▶ _EXERCISE BRIEF_
From the material below, pull each line containing the string "icon".
(SUPPLIED RECORDS)
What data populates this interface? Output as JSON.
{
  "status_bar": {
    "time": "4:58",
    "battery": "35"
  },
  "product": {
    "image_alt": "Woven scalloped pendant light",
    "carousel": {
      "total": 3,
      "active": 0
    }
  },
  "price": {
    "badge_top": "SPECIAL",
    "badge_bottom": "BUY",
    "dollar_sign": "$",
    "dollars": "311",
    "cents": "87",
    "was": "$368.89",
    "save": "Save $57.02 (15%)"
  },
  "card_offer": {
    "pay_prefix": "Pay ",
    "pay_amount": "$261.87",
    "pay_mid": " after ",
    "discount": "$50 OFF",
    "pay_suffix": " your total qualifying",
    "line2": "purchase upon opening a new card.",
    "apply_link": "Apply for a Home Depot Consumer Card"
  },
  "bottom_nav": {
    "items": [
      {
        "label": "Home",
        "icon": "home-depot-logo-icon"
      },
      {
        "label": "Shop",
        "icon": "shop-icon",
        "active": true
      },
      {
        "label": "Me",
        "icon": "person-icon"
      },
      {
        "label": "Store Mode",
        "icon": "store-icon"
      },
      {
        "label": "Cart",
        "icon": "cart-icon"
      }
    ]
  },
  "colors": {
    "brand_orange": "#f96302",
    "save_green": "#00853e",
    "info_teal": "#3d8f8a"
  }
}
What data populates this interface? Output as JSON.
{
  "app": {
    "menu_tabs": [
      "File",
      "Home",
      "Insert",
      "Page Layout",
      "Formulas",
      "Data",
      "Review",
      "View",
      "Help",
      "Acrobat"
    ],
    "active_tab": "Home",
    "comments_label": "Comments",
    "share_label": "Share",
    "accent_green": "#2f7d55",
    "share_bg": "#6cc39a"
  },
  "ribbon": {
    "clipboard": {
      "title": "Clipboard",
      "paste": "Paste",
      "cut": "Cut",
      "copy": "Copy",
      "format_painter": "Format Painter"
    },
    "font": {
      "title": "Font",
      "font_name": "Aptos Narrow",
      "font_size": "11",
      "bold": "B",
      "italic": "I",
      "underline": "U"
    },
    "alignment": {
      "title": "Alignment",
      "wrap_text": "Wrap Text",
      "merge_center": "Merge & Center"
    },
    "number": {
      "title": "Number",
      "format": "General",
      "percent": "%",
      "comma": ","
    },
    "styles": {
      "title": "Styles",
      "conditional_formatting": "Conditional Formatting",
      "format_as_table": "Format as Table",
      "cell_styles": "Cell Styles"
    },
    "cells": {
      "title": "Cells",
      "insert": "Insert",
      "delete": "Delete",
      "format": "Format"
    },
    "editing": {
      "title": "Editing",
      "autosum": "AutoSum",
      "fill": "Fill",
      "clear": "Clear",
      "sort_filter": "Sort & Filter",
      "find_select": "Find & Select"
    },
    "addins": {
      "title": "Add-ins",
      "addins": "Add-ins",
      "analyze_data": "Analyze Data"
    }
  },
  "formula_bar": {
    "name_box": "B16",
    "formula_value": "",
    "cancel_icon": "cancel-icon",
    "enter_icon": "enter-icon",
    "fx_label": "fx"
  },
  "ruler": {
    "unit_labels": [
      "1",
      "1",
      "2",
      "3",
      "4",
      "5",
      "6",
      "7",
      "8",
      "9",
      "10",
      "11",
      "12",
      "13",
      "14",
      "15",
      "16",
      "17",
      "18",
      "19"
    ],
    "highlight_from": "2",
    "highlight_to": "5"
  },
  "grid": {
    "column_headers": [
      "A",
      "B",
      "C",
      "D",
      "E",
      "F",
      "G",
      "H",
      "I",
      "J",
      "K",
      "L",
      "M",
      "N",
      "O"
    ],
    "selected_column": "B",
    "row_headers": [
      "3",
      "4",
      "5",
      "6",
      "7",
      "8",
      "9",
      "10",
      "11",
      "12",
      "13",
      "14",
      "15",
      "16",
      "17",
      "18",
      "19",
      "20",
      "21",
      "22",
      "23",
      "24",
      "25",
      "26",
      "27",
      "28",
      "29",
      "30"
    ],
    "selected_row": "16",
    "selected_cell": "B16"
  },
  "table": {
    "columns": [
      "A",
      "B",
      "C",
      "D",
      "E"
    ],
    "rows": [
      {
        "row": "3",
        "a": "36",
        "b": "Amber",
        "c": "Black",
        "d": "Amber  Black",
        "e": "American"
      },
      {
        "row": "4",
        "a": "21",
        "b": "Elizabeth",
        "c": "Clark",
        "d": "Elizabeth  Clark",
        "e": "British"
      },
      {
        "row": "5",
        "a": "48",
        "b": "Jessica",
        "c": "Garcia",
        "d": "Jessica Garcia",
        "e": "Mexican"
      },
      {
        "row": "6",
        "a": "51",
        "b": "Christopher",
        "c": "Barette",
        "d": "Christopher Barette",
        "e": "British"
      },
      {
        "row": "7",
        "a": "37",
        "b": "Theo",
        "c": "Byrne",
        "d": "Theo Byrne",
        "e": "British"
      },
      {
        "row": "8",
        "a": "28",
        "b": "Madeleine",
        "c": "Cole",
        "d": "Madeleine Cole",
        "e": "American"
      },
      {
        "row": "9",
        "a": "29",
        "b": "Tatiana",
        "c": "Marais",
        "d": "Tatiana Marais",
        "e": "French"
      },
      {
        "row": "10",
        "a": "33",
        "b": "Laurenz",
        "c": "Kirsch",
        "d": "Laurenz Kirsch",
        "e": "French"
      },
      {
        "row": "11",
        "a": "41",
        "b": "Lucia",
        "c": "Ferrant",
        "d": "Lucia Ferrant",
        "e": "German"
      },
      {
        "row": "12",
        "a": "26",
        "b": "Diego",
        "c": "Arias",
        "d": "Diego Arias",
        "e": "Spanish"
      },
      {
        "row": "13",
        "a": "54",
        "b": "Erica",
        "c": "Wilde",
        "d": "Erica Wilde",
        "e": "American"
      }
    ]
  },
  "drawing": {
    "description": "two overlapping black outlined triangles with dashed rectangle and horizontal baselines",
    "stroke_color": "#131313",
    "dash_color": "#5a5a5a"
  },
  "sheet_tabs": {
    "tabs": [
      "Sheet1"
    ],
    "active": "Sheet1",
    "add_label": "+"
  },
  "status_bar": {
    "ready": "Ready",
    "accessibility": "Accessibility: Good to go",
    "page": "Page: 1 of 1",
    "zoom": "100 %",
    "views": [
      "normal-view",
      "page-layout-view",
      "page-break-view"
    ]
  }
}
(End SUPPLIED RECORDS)
▶ _ANSWER TO THE EXERCISE_
        "icon": "home-depot-logo-icon"
        "icon": "shop-icon",
        "icon": "person-icon"
        "icon": "store-icon"
        "icon": "cart-icon"
    "cancel_icon": "cancel-icon",
    "enter_icon": "enter-icon",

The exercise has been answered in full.